Not over a decade ago, the general public was obsessed with the dystopian future. There were automated humans, robots with human intelligence, flying cars, underwater houses and what not. All of this seemed a part of our ‘future’. And media played it to the t, giving us Terminator, Robocop, and much more.
Its 2017 and it seems like we are heading towards that vision as robots have started popping into our everyday lives. But with the change in our surroundings, much things need to be put into consideration, whether Robots host artificial human intelligence and questions of morality being at the top.
A robot security guard at DC Mall is what brought the age old debate into focus again as it decided to drive into the mall fountain and drown itself.
Bilal Farooqui tweeted;
“Our D.C. office building got a security robot. It drowned itself.
We were promised flying cars, instead we got suicidal robots.”
Knightscope K5 is a security robot made to detect the presence of potential criminals in its vicinity using facial recognition. Built by a Mountain View robotics startup company after driving inspiration from Sandy Hook Elementary School shooting incident.
The 5 ft. 136 Kgs K5 became center of attention when a 41 years old man pushed the robot over while it was patrolling the parking lot. Then the alleged report of the K5 rolling over a toddler surfaced and the company apologized profusely for the damage, dubbing it as a “freakish accident”.
Even though K5 has suicidal tendencies and has a tendency to harm others, it has proven to be economical and useful, especially for patrolling public places like parking lots and malls. Uber at also employs the K5 for some of its parking lots.

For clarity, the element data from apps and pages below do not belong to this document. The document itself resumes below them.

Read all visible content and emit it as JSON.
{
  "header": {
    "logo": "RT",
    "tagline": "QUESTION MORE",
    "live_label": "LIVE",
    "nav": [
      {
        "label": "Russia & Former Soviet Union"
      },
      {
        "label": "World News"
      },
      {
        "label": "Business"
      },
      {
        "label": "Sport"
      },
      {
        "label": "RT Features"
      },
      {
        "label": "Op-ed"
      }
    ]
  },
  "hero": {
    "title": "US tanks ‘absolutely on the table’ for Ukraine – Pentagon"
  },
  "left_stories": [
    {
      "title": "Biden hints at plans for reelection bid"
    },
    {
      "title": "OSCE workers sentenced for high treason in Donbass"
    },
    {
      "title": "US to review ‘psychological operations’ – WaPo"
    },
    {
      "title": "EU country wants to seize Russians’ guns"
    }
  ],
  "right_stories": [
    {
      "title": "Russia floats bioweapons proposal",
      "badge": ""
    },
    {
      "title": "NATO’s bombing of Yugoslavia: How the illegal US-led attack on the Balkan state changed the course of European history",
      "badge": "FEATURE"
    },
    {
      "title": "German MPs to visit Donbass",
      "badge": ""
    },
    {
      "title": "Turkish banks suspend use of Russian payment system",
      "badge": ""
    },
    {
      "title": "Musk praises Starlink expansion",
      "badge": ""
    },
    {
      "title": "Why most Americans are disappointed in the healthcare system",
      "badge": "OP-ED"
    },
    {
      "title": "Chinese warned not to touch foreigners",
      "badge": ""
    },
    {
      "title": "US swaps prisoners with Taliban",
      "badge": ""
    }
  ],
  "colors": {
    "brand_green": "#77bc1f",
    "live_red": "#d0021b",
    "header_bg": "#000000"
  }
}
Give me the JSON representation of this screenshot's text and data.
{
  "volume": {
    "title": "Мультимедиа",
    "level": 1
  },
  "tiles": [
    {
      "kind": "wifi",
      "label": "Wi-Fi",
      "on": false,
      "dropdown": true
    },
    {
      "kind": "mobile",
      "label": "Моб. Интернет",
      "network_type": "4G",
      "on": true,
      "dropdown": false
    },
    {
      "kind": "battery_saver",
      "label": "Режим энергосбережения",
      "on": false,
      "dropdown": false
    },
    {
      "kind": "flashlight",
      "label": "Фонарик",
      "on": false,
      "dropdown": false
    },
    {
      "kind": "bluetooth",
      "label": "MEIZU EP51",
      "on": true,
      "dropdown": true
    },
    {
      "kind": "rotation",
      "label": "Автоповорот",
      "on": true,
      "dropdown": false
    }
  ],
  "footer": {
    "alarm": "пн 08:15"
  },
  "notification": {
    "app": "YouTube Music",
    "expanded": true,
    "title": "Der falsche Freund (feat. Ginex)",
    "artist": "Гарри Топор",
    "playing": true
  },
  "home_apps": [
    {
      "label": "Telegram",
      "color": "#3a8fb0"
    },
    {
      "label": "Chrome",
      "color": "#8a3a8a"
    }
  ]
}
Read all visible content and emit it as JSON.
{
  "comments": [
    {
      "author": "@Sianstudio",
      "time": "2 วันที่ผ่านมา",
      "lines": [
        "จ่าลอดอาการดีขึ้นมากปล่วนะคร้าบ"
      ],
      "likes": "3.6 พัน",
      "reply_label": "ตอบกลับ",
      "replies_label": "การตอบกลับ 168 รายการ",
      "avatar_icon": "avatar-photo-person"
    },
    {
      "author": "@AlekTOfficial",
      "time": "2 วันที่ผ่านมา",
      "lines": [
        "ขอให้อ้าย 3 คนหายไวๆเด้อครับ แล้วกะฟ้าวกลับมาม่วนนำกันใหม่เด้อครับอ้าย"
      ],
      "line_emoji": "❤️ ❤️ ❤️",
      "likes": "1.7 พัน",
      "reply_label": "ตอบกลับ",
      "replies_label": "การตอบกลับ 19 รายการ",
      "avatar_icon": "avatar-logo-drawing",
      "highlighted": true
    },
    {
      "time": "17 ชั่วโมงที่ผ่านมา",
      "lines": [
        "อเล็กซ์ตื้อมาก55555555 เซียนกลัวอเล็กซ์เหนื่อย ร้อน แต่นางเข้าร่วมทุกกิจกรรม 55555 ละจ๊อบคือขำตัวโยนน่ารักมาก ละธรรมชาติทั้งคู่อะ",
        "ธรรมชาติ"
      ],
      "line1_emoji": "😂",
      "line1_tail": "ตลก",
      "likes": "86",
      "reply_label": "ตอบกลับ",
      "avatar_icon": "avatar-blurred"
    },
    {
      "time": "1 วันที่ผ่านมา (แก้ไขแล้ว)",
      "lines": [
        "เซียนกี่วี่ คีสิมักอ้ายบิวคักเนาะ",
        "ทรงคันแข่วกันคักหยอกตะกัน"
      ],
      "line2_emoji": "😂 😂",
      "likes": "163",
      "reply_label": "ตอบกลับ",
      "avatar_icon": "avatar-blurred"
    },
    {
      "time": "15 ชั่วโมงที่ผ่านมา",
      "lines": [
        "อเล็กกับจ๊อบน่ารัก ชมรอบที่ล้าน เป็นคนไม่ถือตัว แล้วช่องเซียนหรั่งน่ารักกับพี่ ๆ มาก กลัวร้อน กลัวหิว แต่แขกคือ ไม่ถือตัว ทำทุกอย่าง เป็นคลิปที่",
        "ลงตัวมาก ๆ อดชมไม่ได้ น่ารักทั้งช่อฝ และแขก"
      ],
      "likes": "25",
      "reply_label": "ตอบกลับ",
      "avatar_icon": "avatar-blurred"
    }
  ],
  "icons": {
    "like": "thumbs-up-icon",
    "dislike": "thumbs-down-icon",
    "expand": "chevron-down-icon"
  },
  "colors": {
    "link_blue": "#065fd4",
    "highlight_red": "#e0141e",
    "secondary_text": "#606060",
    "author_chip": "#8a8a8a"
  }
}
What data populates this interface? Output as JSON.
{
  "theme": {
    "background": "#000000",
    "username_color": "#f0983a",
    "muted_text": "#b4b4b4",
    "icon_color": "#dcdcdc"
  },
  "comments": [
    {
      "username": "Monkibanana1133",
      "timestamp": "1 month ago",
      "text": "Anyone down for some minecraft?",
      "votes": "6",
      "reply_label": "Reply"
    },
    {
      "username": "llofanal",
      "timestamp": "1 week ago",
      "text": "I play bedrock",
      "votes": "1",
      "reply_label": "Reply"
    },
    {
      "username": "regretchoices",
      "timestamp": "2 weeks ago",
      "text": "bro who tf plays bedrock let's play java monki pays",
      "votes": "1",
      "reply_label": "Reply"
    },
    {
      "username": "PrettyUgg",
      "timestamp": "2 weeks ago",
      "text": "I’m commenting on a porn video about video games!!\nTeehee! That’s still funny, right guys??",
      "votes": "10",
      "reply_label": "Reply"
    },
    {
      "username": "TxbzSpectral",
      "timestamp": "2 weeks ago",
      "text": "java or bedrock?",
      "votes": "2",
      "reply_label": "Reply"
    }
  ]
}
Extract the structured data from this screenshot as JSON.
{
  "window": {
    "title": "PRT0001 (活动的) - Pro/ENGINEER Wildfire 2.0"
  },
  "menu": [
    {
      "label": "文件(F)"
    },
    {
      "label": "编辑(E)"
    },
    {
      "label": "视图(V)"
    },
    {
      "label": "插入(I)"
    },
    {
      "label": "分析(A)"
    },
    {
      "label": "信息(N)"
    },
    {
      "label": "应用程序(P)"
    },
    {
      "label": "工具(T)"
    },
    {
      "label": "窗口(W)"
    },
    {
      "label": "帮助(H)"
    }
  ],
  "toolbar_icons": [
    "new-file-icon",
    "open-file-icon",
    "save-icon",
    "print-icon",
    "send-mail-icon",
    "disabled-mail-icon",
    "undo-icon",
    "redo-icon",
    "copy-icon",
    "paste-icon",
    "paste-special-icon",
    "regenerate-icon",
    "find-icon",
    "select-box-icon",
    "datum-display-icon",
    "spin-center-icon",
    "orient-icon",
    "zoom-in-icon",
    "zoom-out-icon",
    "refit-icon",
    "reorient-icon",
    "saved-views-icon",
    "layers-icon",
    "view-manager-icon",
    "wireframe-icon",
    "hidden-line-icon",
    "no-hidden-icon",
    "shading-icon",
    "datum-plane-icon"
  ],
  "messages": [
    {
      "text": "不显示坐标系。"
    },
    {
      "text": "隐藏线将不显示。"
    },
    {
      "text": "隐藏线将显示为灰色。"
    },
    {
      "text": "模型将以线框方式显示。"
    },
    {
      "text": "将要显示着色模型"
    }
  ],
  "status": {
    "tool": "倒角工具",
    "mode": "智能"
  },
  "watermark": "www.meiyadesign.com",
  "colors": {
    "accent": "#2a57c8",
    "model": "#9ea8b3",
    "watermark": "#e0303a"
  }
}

The rental prices for K5 begin for as low as 7$ per hour, way less than what is federal minimum wage and thus the robot is way cheaper than what it would take to hire an actual person to patrol. There is also safety of human life casualty and theft.
The suicide incident, however, has caused quite a lot of fuss in the world, let’s wait and see how the company does damage control for its reputation and K5’s credibility.
Another person, Greg Pinelo tweeted an image of the Drowned robot with the caption:
“It’s a fun day here at @gmmb. The super high-tech security robot at our office complex has had a mishap.” .
Jeremie Scott, a National Security fellow at Electronic Privacy Information Cell (EPIC) had to say;
“Automated surveillance, facial recognition and license plate recognition in public makes us all suspects. The K5 could become like a cuter, less aggressive Terminator that kills privacy instead of people.”